- _What is expected_
Output the records that follow, keeping every line exactly as it is.

===== Raw data

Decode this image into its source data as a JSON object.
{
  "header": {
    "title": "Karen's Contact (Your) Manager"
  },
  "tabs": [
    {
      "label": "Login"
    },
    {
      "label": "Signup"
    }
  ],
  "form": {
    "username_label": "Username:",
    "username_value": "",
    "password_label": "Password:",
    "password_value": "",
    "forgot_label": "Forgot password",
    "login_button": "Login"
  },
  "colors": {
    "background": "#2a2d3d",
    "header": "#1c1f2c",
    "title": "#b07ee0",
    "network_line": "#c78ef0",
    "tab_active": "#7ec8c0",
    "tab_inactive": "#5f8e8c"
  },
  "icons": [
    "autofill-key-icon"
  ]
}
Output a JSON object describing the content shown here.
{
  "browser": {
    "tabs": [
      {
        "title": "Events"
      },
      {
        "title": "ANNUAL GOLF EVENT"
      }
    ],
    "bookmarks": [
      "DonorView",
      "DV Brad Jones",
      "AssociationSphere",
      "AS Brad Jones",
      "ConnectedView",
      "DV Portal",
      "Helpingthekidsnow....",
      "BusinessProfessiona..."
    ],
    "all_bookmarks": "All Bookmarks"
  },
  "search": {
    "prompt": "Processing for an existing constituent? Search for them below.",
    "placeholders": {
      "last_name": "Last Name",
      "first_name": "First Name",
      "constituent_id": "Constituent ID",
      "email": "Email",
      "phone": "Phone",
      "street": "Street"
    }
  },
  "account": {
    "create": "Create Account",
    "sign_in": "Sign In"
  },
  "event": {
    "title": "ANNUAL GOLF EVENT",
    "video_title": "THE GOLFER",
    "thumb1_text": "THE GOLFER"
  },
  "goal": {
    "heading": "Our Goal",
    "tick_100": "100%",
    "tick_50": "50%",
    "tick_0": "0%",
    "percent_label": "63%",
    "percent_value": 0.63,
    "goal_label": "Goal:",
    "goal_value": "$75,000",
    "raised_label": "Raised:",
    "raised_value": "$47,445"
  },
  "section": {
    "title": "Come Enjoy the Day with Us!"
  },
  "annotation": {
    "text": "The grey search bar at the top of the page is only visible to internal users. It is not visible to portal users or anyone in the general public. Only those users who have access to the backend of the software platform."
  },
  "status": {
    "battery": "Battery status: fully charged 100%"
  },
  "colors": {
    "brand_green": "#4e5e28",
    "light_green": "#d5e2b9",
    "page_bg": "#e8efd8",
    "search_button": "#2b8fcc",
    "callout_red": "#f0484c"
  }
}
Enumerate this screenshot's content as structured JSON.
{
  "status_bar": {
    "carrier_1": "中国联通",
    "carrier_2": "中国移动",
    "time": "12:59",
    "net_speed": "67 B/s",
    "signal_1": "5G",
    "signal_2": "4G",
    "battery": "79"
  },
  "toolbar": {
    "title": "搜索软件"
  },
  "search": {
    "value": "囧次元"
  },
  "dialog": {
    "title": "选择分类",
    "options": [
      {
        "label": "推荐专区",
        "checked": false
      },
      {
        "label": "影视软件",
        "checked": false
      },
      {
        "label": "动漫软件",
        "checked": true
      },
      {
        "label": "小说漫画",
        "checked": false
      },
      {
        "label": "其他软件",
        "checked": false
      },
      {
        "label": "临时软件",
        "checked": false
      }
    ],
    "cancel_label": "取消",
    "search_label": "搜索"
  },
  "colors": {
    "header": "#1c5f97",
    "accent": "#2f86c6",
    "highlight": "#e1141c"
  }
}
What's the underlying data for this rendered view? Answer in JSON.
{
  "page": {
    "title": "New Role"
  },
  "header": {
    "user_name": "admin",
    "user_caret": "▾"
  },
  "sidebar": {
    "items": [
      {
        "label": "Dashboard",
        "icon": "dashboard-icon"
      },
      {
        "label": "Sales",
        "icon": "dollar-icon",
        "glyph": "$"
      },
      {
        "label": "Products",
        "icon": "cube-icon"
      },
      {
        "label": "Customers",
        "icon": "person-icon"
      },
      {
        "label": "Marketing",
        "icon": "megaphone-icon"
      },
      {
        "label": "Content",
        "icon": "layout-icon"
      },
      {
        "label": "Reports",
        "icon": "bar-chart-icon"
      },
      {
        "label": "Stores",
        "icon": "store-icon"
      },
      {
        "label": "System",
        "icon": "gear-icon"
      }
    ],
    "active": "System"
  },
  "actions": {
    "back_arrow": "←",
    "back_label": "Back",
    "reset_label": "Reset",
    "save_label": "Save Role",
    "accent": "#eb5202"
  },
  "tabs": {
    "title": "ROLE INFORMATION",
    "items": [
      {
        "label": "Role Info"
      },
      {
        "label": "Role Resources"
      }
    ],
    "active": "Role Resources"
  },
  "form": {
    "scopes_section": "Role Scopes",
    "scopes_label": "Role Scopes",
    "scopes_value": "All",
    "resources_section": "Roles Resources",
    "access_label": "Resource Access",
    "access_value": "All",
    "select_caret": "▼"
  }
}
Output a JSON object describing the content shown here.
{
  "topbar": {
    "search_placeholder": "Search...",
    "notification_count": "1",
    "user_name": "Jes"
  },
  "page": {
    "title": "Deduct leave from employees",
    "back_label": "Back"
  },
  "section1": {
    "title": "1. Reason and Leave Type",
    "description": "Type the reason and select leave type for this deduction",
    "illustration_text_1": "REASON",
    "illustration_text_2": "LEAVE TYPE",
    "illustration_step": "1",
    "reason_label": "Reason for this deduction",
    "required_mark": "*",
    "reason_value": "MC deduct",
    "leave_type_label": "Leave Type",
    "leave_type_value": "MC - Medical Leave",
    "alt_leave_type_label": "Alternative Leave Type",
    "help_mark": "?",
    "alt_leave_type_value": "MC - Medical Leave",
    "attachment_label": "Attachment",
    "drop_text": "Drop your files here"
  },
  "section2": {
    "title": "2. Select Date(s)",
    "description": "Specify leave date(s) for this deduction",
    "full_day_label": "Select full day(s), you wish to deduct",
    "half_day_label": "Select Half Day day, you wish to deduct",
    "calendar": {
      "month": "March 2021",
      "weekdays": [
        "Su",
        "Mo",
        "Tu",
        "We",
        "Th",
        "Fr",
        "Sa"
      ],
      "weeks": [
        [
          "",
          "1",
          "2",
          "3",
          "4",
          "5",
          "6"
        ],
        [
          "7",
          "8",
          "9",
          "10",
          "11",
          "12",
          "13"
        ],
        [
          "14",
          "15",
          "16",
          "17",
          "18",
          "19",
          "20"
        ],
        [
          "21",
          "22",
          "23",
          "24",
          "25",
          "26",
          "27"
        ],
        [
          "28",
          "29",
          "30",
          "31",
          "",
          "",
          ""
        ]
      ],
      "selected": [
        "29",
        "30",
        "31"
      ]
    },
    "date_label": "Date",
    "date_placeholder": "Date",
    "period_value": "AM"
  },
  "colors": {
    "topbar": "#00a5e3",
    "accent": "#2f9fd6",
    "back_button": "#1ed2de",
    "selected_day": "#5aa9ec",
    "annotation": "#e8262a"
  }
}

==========

- _Problem solution_
Decode this image into its source data as a JSON object.
{
  "header": {
    "title": "Karen's Contact (Your) Manager"
  },
  "tabs": [
    {
      "label": "Login"
    },
    {
      "label": "Signup"
    }
  ],
  "form": {
    "username_label": "Username:",
    "username_value": "",
    "password_label": "Password:",
    "password_value": "",
    "forgot_label": "Forgot password",
    "login_button": "Login"
  },
  "colors": {
    "background": "#2a2d3d",
    "header": "#1c1f2c",
    "title": "#b07ee0",
    "network_line": "#c78ef0",
    "tab_active": "#7ec8c0",
    "tab_inactive": "#5f8e8c"
  },
  "icons": [
    "autofill-key-icon"
  ]
}
Output a JSON object describing the content shown here.
{
  "browser": {
    "tabs": [
      {
        "title": "Events"
      },
      {
        "title": "ANNUAL GOLF EVENT"
      }
    ],
    "bookmarks": [
      "DonorView",
      "DV Brad Jones",
      "AssociationSphere",
      "AS Brad Jones",
      "ConnectedView",
      "DV Portal",
      "Helpingthekidsnow....",
      "BusinessProfessiona..."
    ],
    "all_bookmarks": "All Bookmarks"
  },
  "search": {
    "prompt": "Processing for an existing constituent? Search for them below.",
    "placeholders": {
      "last_name": "Last Name",
      "first_name": "First Name",
      "constituent_id": "Constituent ID",
      "email": "Email",
      "phone": "Phone",
      "street": "Street"
    }
  },
  "account": {
    "create": "Create Account",
    "sign_in": "Sign In"
  },
  "event": {
    "title": "ANNUAL GOLF EVENT",
    "video_title": "THE GOLFER",
    "thumb1_text": "THE GOLFER"
  },
  "goal": {
    "heading": "Our Goal",
    "tick_100": "100%",
    "tick_50": "50%",
    "tick_0": "0%",
    "percent_label": "63%",
    "percent_value": 0.63,
    "goal_label": "Goal:",
    "goal_value": "$75,000",
    "raised_label": "Raised:",
    "raised_value": "$47,445"
  },
  "section": {
    "title": "Come Enjoy the Day with Us!"
  },
  "annotation": {
    "text": "The grey search bar at the top of the page is only visible to internal users. It is not visible to portal users or anyone in the general public. Only those users who have access to the backend of the software platform."
  },
  "status": {
    "battery": "Battery status: fully charged 100%"
  },
  "colors": {
    "brand_green": "#4e5e28",
    "light_green": "#d5e2b9",
    "page_bg": "#e8efd8",
    "search_button": "#2b8fcc",
    "callout_red": "#f0484c"
  }
}
Enumerate this screenshot's content as structured JSON.
{
  "status_bar": {
    "carrier_1": "中国联通",
    "carrier_2": "中国移动",
    "time": "12:59",
    "net_speed": "67 B/s",
    "signal_1": "5G",
    "signal_2": "4G",
    "battery": "79"
  },
  "toolbar": {
    "title": "搜索软件"
  },
  "search": {
    "value": "囧次元"
  },
  "dialog": {
    "title": "选择分类",
    "options": [
      {
        "label": "推荐专区",
        "checked": false
      },
      {
        "label": "影视软件",
        "checked": false
      },
      {
        "label": "动漫软件",
        "checked": true
      },
      {
        "label": "小说漫画",
        "checked": false
      },
      {
        "label": "其他软件",
        "checked": false
      },
      {
        "label": "临时软件",
        "checked": false
      }
    ],
    "cancel_label": "取消",
    "search_label": "搜索"
  },
  "colors": {
    "header": "#1c5f97",
    "accent": "#2f86c6",
    "highlight": "#e1141c"
  }
}
What's the underlying data for this rendered view? Answer in JSON.
{
  "page": {
    "title": "New Role"
  },
  "header": {
    "user_name": "admin",
    "user_caret": "▾"
  },
  "sidebar": {
    "items": [
      {
        "label": "Dashboard",
        "icon": "dashboard-icon"
      },
      {
        "label": "Sales",
        "icon": "dollar-icon",
        "glyph": "$"
      },
      {
        "label": "Products",
        "icon": "cube-icon"
      },
      {
        "label": "Customers",
        "icon": "person-icon"
      },
      {
        "label": "Marketing",
        "icon": "megaphone-icon"
      },
      {
        "label": "Content",
        "icon": "layout-icon"
      },
      {
        "label": "Reports",
        "icon": "bar-chart-icon"
      },
      {
        "label": "Stores",
        "icon": "store-icon"
      },
      {
        "label": "System",
        "icon": "gear-icon"
      }
    ],
    "active": "System"
  },
  "actions": {
    "back_arrow": "←",
    "back_label": "Back",
    "reset_label": "Reset",
    "save_label": "Save Role",
    "accent": "#eb5202"
  },
  "tabs": {
    "title": "ROLE INFORMATION",
    "items": [
      {
        "label": "Role Info"
      },
      {
        "label": "Role Resources"
      }
    ],
    "active": "Role Resources"
  },
  "form": {
    "scopes_section": "Role Scopes",
    "scopes_label": "Role Scopes",
    "scopes_value": "All",
    "resources_section": "Roles Resources",
    "access_label": "Resource Access",
    "access_value": "All",
    "select_caret": "▼"
  }
}
Output a JSON object describing the content shown here.
{
  "topbar": {
    "search_placeholder": "Search...",
    "notification_count": "1",
    "user_name": "Jes"
  },
  "page": {
    "title": "Deduct leave from employees",
    "back_label": "Back"
  },
  "section1": {
    "title": "1. Reason and Leave Type",
    "description": "Type the reason and select leave type for this deduction",
    "illustration_text_1": "REASON",
    "illustration_text_2": "LEAVE TYPE",
    "illustration_step": "1",
    "reason_label": "Reason for this deduction",
    "required_mark": "*",
    "reason_value": "MC deduct",
    "leave_type_label": "Leave Type",
    "leave_type_value": "MC - Medical Leave",
    "alt_leave_type_label": "Alternative Leave Type",
    "help_mark": "?",
    "alt_leave_type_value": "MC - Medical Leave",
    "attachment_label": "Attachment",
    "drop_text": "Drop your files here"
  },
  "section2": {
    "title": "2. Select Date(s)",
    "description": "Specify leave date(s) for this deduction",
    "full_day_label": "Select full day(s), you wish to deduct",
    "half_day_label": "Select Half Day day, you wish to deduct",
    "calendar": {
      "month": "March 2021",
      "weekdays": [
        "Su",
        "Mo",
        "Tu",
        "We",
        "Th",
        "Fr",
        "Sa"
      ],
      "weeks": [
        [
          "",
          "1",
          "2",
          "3",
          "4",
          "5",
          "6"
        ],
        [
          "7",
          "8",
          "9",
          "10",
          "11",
          "12",
          "13"
        ],
        [
          "14",
          "15",
          "16",
          "17",
          "18",
          "19",
          "20"
        ],
        [
          "21",
          "22",
          "23",
          "24",
          "25",
          "26",
          "27"
        ],
        [
          "28",
          "29",
          "30",
          "31",
          "",
          "",
          ""
        ]
      ],
      "selected": [
        "29",
        "30",
        "31"
      ]
    },
    "date_label": "Date",
    "date_placeholder": "Date",
    "period_value": "AM"
  },
  "colors": {
    "topbar": "#00a5e3",
    "accent": "#2f9fd6",
    "back_button": "#1ed2de",
    "selected_day": "#5aa9ec",
    "annotation": "#e8262a"
  }
}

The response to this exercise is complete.